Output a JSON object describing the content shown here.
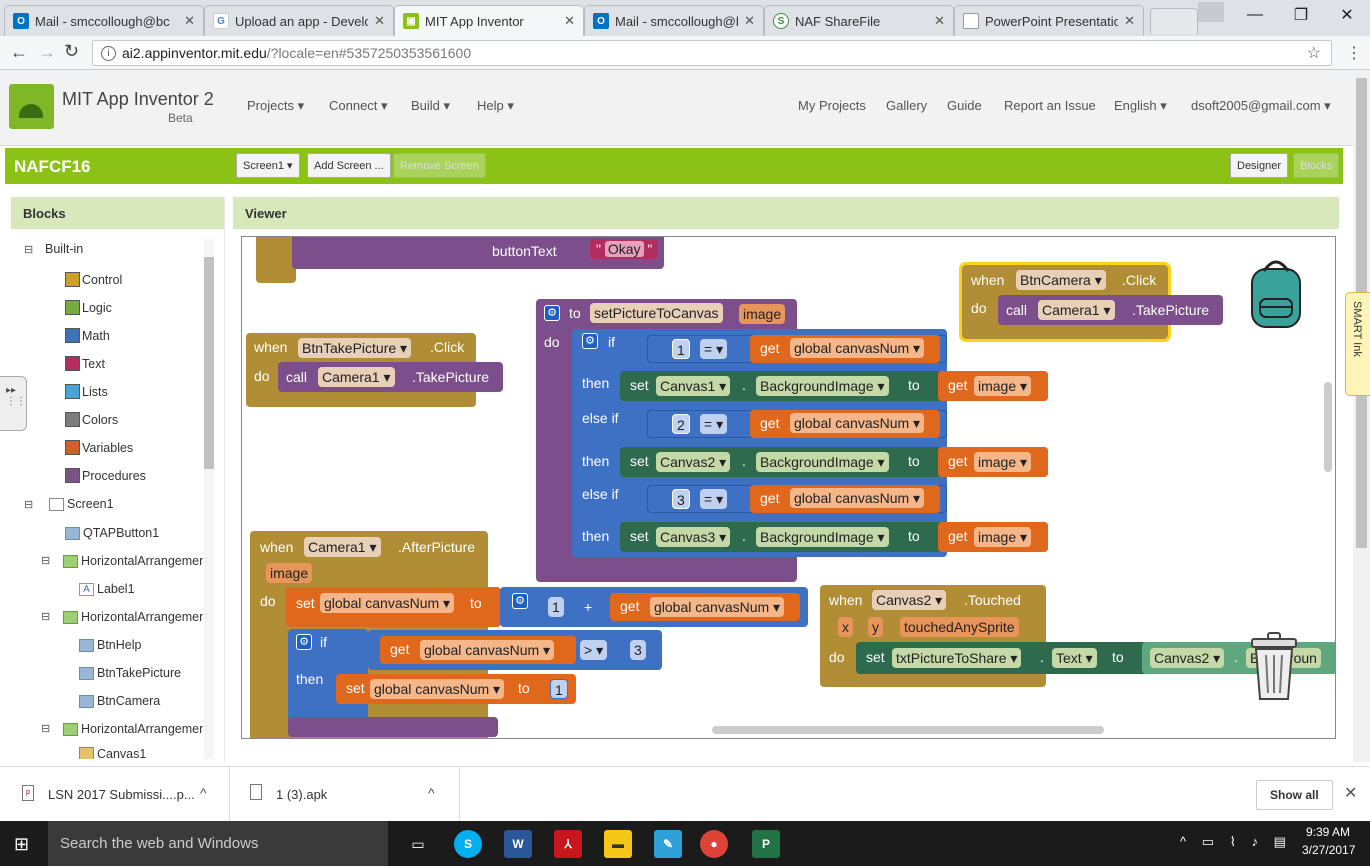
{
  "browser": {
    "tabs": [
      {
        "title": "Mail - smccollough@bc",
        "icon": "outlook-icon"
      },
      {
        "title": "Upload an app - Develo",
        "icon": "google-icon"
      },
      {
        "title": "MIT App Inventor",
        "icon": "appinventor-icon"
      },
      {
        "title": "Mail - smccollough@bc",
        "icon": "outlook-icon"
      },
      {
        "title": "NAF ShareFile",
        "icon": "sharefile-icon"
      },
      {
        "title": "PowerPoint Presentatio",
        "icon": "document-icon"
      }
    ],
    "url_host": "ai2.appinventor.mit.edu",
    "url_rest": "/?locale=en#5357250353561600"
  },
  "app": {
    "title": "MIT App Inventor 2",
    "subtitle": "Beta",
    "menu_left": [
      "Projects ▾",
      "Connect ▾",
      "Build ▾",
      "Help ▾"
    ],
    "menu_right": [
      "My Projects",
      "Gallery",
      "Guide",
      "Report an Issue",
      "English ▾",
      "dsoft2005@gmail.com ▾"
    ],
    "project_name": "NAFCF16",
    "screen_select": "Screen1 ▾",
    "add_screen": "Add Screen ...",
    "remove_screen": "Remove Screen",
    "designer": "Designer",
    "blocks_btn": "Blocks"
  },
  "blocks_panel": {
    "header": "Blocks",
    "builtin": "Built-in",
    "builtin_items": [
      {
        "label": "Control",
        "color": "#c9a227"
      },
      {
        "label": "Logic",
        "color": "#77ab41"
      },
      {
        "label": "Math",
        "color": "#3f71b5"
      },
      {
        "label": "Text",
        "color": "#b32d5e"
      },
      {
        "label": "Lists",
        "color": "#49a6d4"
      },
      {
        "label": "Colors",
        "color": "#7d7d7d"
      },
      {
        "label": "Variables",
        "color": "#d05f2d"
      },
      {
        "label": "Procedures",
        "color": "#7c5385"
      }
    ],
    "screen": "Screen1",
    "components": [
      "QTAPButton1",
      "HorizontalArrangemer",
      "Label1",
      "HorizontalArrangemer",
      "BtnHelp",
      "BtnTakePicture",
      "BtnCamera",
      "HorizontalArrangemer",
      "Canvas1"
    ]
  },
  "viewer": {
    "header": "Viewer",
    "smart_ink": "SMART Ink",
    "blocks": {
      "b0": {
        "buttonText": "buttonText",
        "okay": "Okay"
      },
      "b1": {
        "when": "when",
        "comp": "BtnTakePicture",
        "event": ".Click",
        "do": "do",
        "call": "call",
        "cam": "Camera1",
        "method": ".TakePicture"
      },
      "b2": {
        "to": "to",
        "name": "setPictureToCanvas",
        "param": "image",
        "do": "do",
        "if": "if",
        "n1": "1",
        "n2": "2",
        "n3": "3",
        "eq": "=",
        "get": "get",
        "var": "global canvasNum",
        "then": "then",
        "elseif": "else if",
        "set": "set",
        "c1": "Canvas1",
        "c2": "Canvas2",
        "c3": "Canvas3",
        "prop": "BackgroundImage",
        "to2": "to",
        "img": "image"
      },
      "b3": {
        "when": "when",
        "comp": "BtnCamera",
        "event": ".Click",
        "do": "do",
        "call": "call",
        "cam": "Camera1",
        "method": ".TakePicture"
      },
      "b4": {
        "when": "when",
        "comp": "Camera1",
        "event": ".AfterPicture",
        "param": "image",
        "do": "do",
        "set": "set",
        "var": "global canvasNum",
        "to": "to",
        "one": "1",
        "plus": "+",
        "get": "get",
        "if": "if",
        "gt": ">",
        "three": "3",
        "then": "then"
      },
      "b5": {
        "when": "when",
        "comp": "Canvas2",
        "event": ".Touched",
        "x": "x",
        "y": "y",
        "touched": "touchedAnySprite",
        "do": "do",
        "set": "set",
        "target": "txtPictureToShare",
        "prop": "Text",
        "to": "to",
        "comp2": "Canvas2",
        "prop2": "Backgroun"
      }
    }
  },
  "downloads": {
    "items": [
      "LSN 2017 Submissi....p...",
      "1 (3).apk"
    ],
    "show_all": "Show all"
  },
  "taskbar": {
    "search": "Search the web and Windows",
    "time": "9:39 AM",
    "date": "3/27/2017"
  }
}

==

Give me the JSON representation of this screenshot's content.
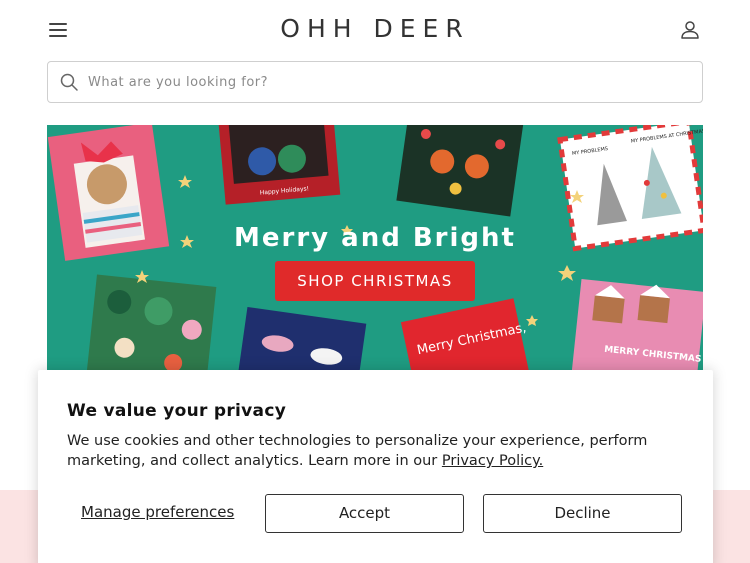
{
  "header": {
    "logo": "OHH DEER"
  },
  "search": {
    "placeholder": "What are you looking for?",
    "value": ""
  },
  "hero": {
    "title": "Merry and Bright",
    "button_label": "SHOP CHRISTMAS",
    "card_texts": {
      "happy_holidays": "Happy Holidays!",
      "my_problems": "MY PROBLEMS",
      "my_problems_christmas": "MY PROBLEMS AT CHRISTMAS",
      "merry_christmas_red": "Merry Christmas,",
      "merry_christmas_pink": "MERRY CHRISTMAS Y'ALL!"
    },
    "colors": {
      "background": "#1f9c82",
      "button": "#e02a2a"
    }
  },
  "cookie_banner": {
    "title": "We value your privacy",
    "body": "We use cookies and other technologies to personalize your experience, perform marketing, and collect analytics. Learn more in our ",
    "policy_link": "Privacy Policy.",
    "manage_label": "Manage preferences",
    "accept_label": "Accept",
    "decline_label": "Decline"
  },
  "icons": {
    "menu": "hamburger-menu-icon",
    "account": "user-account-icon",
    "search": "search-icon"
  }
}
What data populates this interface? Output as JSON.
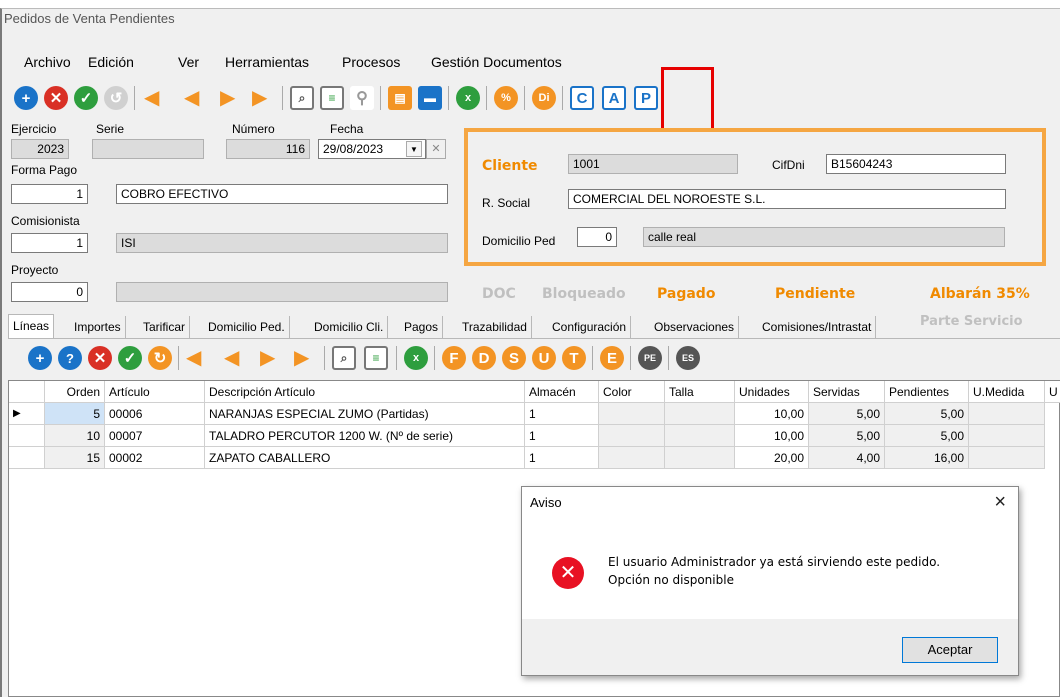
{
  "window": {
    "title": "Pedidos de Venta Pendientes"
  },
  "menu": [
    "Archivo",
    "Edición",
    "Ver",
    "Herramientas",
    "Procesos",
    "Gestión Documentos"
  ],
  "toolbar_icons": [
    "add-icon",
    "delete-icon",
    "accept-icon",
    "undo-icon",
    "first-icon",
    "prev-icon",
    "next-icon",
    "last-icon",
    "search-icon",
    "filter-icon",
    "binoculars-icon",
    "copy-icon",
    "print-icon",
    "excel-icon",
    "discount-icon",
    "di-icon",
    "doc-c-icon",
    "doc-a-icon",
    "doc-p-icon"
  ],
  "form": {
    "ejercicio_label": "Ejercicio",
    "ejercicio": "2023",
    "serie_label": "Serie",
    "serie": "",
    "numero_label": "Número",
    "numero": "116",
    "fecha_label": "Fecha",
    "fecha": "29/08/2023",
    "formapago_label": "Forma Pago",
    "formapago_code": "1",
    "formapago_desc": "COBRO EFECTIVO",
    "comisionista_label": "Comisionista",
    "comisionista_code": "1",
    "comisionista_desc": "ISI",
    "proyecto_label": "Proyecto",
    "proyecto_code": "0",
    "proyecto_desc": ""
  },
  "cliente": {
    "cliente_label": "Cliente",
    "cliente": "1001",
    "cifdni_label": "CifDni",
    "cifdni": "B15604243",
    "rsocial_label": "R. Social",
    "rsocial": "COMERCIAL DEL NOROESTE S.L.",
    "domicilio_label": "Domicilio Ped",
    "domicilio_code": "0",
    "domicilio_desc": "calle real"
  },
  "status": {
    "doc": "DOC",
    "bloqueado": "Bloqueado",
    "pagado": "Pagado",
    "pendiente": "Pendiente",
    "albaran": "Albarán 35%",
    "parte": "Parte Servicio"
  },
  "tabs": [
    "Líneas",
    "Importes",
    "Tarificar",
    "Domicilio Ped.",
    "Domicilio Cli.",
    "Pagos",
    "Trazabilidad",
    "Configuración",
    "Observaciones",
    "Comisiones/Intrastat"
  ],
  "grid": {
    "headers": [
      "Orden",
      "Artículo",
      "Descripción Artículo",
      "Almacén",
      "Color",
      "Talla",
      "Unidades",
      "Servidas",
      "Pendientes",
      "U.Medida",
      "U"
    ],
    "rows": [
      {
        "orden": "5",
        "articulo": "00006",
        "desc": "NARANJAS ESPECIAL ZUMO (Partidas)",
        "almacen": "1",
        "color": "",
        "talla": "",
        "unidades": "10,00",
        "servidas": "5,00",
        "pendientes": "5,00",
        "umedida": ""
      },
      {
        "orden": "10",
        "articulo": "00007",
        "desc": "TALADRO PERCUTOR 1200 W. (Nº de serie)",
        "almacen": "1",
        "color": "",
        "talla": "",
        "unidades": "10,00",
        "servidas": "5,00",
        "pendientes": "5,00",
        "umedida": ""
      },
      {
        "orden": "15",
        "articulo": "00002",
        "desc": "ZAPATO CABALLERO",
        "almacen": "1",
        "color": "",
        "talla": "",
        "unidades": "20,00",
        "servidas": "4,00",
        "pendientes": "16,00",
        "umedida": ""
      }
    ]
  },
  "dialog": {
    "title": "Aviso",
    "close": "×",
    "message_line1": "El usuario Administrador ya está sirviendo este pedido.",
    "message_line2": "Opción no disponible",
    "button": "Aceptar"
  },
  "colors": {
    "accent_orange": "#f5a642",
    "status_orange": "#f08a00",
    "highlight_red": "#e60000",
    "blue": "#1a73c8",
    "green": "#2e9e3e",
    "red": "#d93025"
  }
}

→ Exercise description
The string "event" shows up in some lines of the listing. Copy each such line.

→ Solved problem
        "event": ".Click",
        "event": ".Click",
        "event": ".AfterPicture",
        "event": ".Touched",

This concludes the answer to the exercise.